If you have a vacation home you no longer use, you can donate it to WHOI.
Real estate often represents a significant portion of a person’s wealth, but is not as easily liquidated as stocks and bonds. WHOI has experience receiving and selling real estate and can take the burden of managing that process off of your hands. WHOI has certain standards for the properties that we will accept—primarily to avoid environmental litigation—so please contact us if this strategy is of interest to you.
Another option with real estate is to transfer ownership, but continue to occupy the property until you are finished with it. The current interest-rate environment offers historically large charitable deductions for these kinds of gifts. Using this approach, known as retained life estate, you will receive a substantial tax deduction that may be carried forward for as many as five years, if necessary. In addition, your heirs will not have to worry about selling your home. You will still be responsible for the upkeep and taxes on your home.
A 72-year-old has a home she originally purchased for $200,000 that is now valued at $500,000.
Assuming the structure (not the land on which it sits) is worth $150,000, she can deduct $352,667 if she assigns the property to WHOI as a gift, and the deduction will increase as she ages.
She can take a charitable deduction of up to 30% of her adjusted gross income, and can use it for up to five additional years if she can’t take the whole deduction in the first year.
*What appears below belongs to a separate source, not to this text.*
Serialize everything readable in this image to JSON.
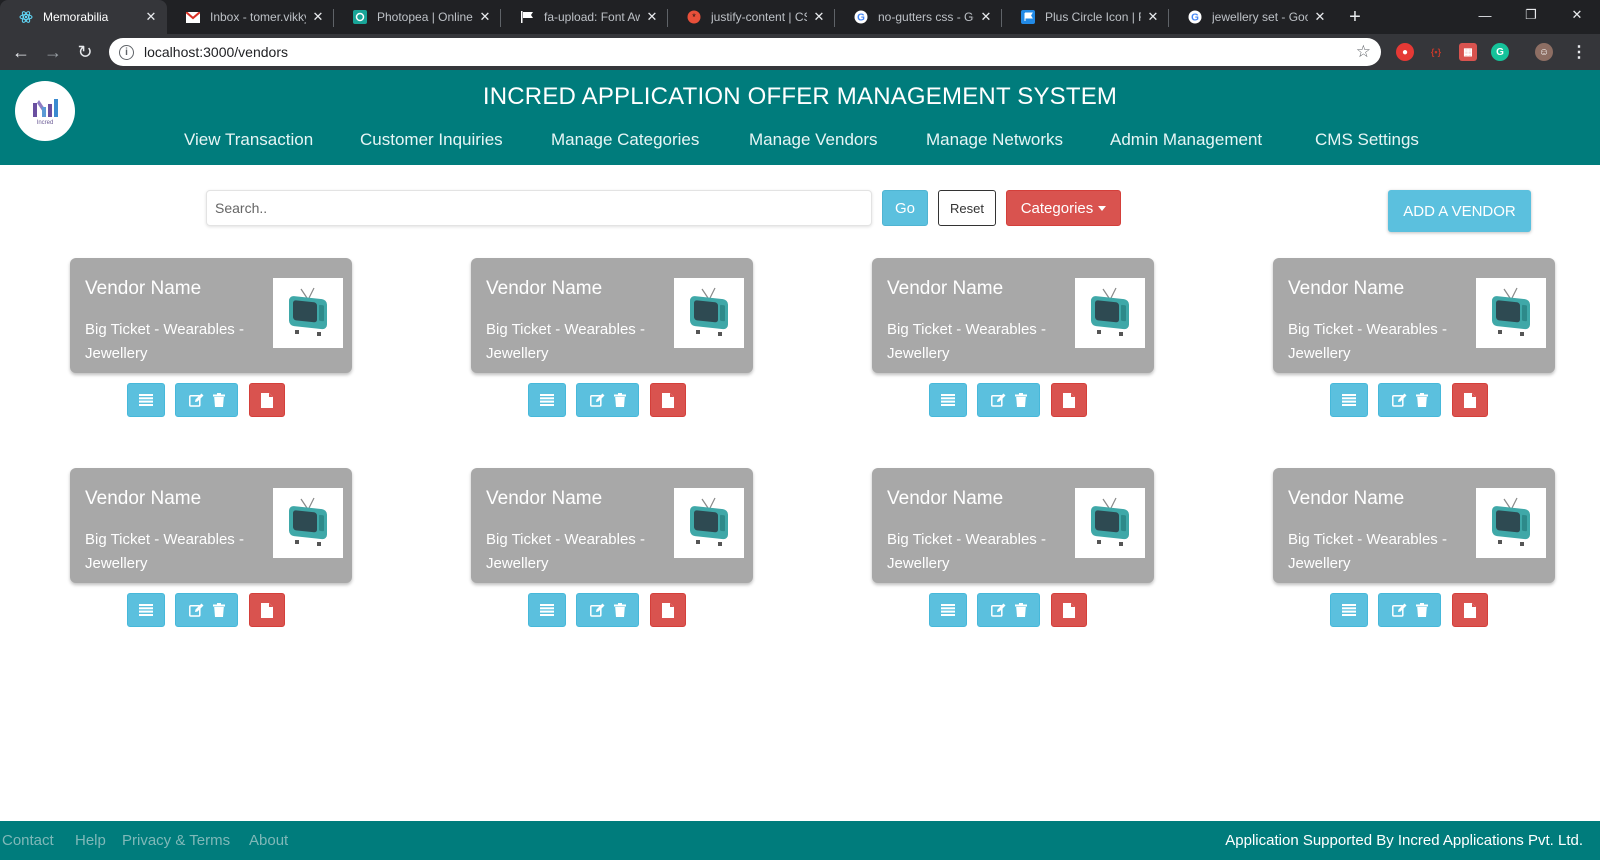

For more information about planned giving and the Paul M. Fye Society, please contact Jim Flynn, Director of Major Gifts and Planned Giving at (508) 289-2018, or at email@example.com.